-------- Material provided

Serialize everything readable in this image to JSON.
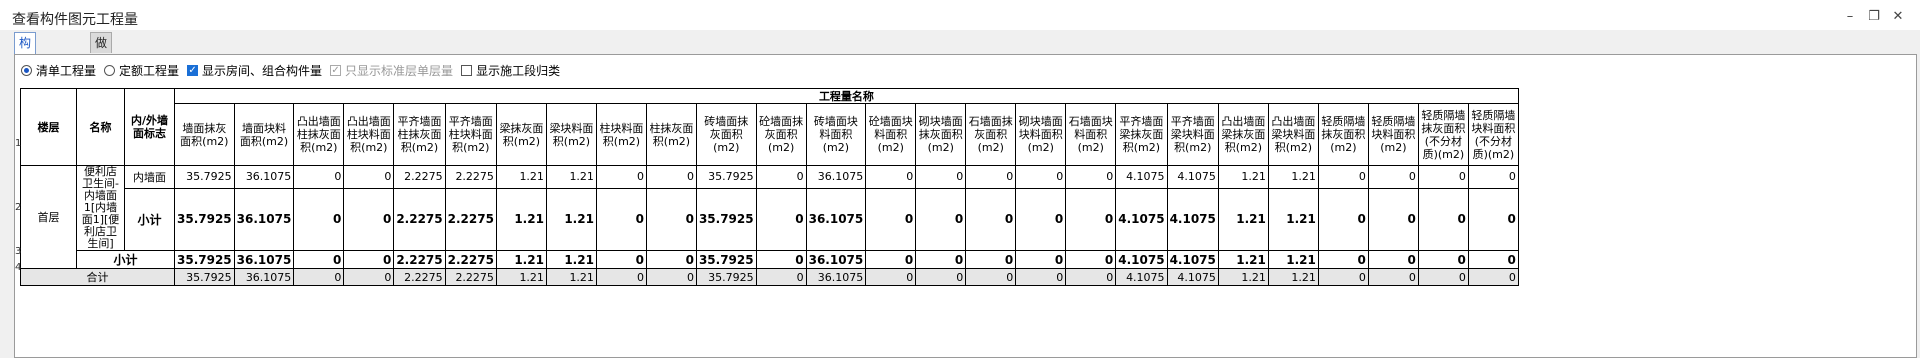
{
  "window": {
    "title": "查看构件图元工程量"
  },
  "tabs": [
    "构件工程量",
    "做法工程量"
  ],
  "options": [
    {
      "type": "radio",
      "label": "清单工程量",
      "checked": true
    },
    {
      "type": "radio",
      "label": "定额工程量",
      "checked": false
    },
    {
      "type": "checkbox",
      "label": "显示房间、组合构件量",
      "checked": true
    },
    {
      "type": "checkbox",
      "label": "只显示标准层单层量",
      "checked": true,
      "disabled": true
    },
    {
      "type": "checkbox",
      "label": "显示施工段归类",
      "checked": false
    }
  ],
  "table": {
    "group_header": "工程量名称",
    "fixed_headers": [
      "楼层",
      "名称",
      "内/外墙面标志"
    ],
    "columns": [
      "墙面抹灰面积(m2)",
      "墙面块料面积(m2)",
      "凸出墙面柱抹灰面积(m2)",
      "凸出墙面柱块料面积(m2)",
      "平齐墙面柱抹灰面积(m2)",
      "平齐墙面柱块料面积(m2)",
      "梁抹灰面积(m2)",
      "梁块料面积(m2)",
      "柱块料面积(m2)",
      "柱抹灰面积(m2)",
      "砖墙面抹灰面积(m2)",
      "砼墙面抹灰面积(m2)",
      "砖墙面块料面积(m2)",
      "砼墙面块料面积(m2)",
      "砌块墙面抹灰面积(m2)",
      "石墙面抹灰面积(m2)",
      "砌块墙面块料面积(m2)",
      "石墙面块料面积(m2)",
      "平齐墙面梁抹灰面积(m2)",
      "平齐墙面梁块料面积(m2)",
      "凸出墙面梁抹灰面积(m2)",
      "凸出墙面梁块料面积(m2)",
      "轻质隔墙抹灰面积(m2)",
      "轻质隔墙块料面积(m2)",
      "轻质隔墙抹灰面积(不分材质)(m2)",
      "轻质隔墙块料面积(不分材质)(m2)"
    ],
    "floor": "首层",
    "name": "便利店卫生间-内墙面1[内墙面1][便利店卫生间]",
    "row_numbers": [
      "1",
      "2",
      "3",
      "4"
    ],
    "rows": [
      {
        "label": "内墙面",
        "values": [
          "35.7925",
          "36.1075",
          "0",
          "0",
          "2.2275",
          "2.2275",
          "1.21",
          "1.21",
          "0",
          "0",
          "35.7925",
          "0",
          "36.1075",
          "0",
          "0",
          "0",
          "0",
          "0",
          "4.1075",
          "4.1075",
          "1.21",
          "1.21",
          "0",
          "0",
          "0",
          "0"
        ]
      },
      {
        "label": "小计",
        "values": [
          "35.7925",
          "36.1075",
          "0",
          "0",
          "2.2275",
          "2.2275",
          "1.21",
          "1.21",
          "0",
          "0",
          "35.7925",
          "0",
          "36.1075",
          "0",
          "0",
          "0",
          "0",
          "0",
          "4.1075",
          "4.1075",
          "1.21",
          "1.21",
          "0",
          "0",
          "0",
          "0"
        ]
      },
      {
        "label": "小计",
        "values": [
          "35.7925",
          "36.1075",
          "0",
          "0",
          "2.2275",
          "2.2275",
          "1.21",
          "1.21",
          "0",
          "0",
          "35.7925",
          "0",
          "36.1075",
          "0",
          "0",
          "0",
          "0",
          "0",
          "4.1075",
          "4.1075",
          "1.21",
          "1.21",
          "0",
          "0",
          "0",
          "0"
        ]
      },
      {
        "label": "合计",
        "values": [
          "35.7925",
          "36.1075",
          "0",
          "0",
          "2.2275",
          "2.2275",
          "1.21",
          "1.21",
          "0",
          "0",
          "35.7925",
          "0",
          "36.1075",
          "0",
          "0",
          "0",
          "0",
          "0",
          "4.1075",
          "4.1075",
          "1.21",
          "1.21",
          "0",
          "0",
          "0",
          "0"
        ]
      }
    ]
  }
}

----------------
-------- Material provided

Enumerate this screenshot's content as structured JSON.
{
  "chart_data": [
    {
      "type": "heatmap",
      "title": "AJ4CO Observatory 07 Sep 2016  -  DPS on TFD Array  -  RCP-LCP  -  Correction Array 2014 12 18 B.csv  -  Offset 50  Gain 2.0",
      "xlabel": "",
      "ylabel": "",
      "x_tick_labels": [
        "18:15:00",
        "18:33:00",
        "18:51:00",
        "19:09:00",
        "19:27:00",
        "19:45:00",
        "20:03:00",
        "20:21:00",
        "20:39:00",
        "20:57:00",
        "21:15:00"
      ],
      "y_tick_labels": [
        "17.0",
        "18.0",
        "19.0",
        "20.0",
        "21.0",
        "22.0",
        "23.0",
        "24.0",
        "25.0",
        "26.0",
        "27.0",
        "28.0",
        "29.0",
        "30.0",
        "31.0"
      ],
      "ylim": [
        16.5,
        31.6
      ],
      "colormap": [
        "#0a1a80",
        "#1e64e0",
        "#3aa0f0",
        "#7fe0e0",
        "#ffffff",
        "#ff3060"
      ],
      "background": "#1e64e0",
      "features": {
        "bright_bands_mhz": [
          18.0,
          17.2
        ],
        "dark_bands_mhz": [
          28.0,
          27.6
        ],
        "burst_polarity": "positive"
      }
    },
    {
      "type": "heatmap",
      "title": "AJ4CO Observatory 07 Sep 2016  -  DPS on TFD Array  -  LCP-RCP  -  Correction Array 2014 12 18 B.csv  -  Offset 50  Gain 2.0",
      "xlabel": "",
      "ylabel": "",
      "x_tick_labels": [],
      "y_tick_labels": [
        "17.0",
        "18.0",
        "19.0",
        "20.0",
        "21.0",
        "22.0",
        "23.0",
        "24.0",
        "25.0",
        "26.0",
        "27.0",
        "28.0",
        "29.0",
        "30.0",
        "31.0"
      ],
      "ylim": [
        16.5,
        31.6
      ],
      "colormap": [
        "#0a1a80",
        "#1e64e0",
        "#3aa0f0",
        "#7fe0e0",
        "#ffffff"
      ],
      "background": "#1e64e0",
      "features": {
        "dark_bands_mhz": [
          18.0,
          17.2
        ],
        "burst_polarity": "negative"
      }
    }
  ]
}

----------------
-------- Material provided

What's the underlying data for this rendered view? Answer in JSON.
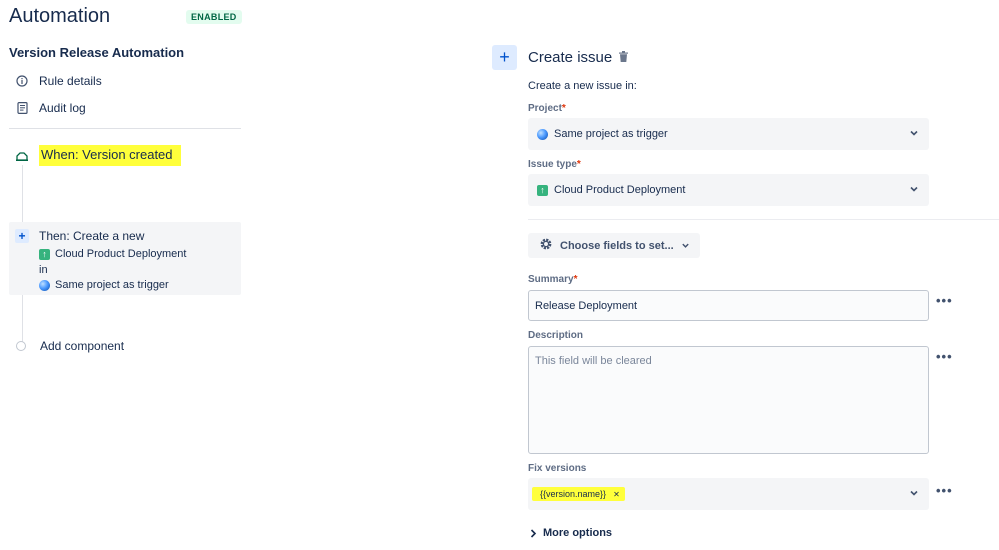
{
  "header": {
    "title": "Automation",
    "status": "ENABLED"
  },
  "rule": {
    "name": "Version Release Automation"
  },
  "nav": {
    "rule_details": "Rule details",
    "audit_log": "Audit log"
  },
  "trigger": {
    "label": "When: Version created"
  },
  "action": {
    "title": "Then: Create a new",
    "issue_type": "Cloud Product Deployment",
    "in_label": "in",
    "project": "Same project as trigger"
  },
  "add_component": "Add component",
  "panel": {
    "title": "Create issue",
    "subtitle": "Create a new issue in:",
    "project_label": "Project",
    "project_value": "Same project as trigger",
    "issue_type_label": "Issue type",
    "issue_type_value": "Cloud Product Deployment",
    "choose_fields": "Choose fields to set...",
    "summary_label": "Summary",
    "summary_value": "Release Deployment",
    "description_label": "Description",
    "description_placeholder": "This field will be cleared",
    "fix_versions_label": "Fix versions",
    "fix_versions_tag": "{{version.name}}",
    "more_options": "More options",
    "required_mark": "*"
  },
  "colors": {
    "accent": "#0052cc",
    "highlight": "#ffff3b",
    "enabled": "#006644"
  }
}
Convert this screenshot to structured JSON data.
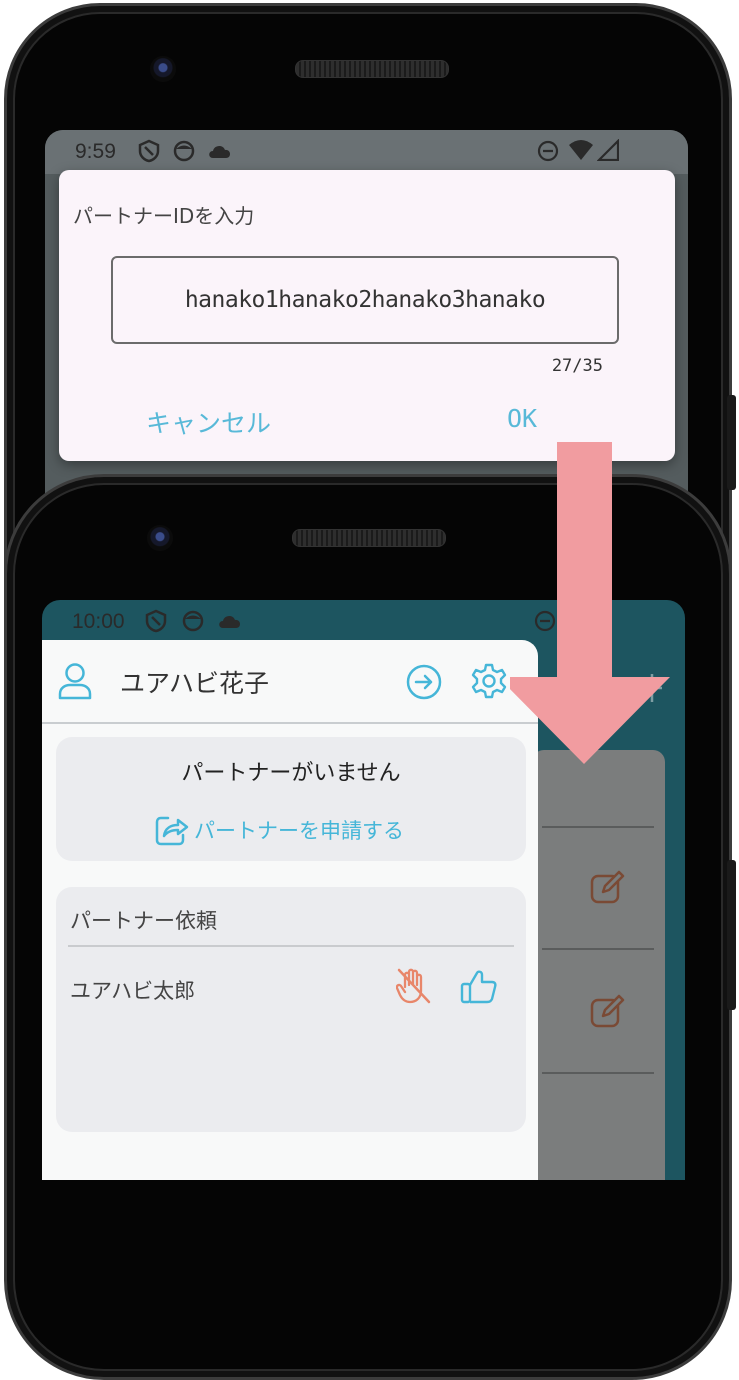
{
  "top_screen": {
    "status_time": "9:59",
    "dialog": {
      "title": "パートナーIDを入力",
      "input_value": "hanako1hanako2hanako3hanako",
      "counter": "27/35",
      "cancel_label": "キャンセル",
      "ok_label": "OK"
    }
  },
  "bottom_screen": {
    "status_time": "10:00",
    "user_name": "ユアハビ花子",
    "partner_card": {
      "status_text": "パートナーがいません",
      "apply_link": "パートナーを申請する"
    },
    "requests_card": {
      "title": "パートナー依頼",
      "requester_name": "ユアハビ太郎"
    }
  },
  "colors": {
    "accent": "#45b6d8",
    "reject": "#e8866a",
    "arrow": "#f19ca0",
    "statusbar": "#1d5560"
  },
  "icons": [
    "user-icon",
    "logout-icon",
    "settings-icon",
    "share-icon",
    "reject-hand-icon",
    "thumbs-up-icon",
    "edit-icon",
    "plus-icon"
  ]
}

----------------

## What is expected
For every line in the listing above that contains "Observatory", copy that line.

## Task solution
      "title": "AJ4CO Observatory 07 Sep 2016  -  DPS on TFD Array  -  RCP-LCP  -  Correction Array 2014 12 18 B.csv  -  Offset 50  Gain 2.0",
      "title": "AJ4CO Observatory 07 Sep 2016  -  DPS on TFD Array  -  LCP-RCP  -  Correction Array 2014 12 18 B.csv  -  Offset 50  Gain 2.0",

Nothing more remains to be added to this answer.